An earthquake near Rocky Mountain House on Wednesday night could be felt as far away as Edmonton.
The 4.1 magnitude earthquake was detected at 9:23 p.m. 37 km northwest of Rocky Mountain House.
There have been no reports of damage from the quake.
Alberta Energy Regulator (AER) and its Alberta Geological Survey (AGS) branch said it was aware of the earthquake and it is not oil industry-related.
“The earthquake occurred at approximately 9 km below the surface, which indicates that it occurred naturally,” said the AER in an email.
“In Alberta, earthquakes that are induced by energy development typically occur between four and five km below the surface.”
Earthquakes Canada had received more than 400 reports on the earthquake by Thursday morning. Of those, 369 reported the effects as weak and another 35 described it as light, using Earthquakes Canada 10-level scale, which ranges from not felt at all (1) to extreme with heavy damage (10).
More than 1,000 people shared their experiences with Wednesday’s quake on volcanodiscovery.com.
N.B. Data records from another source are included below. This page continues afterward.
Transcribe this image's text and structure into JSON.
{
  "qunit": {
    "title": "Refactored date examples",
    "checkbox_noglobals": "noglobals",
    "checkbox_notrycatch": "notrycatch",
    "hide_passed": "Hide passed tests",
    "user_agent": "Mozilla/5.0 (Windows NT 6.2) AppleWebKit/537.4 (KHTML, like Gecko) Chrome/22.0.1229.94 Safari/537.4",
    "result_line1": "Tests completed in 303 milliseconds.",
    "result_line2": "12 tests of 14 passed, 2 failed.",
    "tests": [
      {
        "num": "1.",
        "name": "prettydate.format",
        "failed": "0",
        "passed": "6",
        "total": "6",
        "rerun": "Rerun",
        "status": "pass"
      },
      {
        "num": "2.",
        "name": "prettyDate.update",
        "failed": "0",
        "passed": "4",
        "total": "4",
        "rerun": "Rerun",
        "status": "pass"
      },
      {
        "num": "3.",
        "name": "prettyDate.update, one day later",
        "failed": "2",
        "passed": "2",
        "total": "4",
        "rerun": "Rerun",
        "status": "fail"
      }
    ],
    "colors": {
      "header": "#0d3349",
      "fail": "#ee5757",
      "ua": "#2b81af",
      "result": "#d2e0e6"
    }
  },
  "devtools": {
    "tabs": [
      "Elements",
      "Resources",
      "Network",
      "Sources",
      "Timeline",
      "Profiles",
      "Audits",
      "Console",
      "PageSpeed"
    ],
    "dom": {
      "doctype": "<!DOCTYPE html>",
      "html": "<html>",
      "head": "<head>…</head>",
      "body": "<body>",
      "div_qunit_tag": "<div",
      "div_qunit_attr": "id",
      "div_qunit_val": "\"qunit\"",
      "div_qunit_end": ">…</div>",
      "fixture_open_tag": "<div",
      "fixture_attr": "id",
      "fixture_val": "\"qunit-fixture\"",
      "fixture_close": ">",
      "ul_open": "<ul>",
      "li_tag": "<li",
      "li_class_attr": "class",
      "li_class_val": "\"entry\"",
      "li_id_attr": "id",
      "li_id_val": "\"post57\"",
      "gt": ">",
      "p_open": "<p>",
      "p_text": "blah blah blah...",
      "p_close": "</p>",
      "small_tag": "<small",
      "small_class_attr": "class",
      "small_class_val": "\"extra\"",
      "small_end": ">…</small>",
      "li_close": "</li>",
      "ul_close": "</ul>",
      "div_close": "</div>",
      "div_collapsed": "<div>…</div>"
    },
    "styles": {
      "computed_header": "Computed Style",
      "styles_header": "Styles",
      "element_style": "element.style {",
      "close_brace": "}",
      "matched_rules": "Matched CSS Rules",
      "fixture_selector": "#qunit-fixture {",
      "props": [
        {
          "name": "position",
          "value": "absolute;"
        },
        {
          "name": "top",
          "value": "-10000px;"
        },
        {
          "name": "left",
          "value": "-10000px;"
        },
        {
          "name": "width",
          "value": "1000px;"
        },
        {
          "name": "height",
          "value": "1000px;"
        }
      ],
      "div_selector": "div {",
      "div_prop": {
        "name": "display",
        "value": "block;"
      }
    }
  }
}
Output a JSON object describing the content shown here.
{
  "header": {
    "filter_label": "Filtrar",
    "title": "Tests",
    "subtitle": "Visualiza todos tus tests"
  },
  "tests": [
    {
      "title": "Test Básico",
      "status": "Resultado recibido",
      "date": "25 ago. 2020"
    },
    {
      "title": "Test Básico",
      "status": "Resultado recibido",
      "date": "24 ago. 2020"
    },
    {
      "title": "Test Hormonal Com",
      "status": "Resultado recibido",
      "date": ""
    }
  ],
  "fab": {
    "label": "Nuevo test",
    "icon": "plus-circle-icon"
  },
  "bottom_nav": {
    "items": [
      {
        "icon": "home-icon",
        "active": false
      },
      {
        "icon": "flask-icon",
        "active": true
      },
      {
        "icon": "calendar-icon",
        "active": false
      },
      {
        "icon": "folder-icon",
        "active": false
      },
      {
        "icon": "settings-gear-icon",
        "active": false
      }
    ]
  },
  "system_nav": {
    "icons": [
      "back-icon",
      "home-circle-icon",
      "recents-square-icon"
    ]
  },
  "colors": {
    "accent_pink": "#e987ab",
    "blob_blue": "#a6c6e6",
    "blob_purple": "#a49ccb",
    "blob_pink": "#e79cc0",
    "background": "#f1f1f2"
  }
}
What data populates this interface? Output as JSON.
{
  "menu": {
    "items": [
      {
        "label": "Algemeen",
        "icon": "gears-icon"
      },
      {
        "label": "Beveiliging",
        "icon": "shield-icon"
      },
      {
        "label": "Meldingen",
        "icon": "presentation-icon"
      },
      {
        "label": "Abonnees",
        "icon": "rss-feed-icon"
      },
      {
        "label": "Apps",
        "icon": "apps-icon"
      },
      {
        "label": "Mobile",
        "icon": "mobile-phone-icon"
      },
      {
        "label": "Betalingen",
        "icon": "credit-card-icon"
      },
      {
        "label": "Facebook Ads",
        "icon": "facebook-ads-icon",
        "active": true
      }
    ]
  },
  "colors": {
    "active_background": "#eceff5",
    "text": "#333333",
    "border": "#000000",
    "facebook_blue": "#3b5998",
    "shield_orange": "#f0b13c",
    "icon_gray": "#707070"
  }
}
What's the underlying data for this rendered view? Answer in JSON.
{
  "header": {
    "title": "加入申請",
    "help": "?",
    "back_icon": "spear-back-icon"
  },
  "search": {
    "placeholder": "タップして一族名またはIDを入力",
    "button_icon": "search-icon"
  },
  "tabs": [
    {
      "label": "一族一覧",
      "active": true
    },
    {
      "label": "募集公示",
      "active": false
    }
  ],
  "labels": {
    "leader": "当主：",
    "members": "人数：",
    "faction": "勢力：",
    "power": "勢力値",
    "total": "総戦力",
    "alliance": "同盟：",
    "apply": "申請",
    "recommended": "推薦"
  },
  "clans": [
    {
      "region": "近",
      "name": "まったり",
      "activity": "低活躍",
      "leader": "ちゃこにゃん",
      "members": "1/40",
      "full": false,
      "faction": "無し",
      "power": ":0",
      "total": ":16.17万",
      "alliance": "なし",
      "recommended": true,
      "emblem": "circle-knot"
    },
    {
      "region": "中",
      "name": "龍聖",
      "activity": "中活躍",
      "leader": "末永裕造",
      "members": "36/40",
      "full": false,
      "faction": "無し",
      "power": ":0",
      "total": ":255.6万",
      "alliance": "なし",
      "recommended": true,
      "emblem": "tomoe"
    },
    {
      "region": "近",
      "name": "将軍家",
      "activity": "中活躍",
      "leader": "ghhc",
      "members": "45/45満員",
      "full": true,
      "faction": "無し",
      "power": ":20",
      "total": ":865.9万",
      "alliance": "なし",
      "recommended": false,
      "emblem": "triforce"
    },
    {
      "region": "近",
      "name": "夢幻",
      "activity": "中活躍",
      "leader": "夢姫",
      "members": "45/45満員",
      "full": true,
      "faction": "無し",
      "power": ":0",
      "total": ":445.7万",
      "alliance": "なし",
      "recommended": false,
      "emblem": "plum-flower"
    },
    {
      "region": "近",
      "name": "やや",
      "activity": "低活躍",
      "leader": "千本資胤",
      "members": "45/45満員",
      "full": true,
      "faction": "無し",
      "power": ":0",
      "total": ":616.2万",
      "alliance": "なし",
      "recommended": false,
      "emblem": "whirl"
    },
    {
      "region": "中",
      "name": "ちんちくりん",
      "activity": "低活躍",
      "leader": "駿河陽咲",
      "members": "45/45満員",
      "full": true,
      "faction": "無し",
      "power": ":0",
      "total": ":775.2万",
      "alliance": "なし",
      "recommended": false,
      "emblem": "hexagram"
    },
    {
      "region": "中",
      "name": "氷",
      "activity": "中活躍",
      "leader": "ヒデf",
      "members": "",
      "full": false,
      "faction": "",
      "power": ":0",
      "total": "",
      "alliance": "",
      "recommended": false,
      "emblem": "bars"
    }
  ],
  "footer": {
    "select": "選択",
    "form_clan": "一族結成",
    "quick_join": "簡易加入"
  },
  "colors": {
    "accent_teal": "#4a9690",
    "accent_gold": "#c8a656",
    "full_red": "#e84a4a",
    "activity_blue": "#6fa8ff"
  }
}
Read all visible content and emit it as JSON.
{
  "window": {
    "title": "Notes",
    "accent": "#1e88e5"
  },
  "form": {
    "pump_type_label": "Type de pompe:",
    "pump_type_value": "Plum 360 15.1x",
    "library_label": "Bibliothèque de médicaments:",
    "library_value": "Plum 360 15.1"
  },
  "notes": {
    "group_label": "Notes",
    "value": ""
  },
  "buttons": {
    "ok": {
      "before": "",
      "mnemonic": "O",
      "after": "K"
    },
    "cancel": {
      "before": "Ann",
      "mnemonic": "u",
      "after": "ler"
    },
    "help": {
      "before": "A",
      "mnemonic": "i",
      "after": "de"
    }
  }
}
A Red Deer resident wrote, ” I was laying on my bed, and it felt like the building was hit by a car or something. my bed shook as if I had jumped on it”
“Sitting in chair in living room of mobile home. Felt floor shake for a few seconds. felt like I was falling backwards in the chai,” wrote someone, who identified themselves as being near Rocky Mountain House and who was located 36 km southeast of the epicentre.
Another Rocky resident 42 km south of the epicentre wrote, “Inside the house. Heard a rumble and then felt bed move slightly and shake for a couple of seconds. Heard noises of things in house moving.”
A Red Deer resident about 90 km southeast of the epicentre reported, “It felt as though something hit the roof, and as if the wall behind the bookcase moved. It freaked me out and I said, ‘What was that?’”
Another Rocky resident, 45 km south of the epicentre, said “Was sleeping but thought someone broke in the back door. My dog barked and took off. My partner said it felt like a truck hit the house.”
A Red Deer County resident living about five km east of Spruce View and 86 km from the epicentre wrote, “I ran outside thinking someone had run into our house with a heavy vehicle. My neighbour a 1/4 mile away didn’t feel anything.”
Some from as far away as Edmonton, Three Hills, Trochu reported mild shaking.
On March 4, 2019 a 4.18 magnitude earthquake near Sylvan Lake rattled some windows in central Alberta.
The AGS undertook an investigation shortly after the quake, whose epicentre was about 12 kilometres south of Sylvan Lake.
Fracking was later confirmed as the cause of the earthquake that rattled homes from Sylvan Lake to Red Deer last March, say government scientists. the investigation also determined that a 3.13 magnitude quake near Red Deer in March 2018 was “induced,” as was a cluster of seismic events under 2.0 on the Richter scale.
Calgary-based Vesta Energy was fracking in the Sylvan Lake area when the 4.18 magnitude quake was triggered.
In May 2020, Vesta was given the green light to resume fracking at sites considered low risk for seismic activity after the Alberta Energy Regulator signed off on a risk assessment plan.
The incident led to new seismic monitoring and requirements for all companies fracking in the Red Deer region.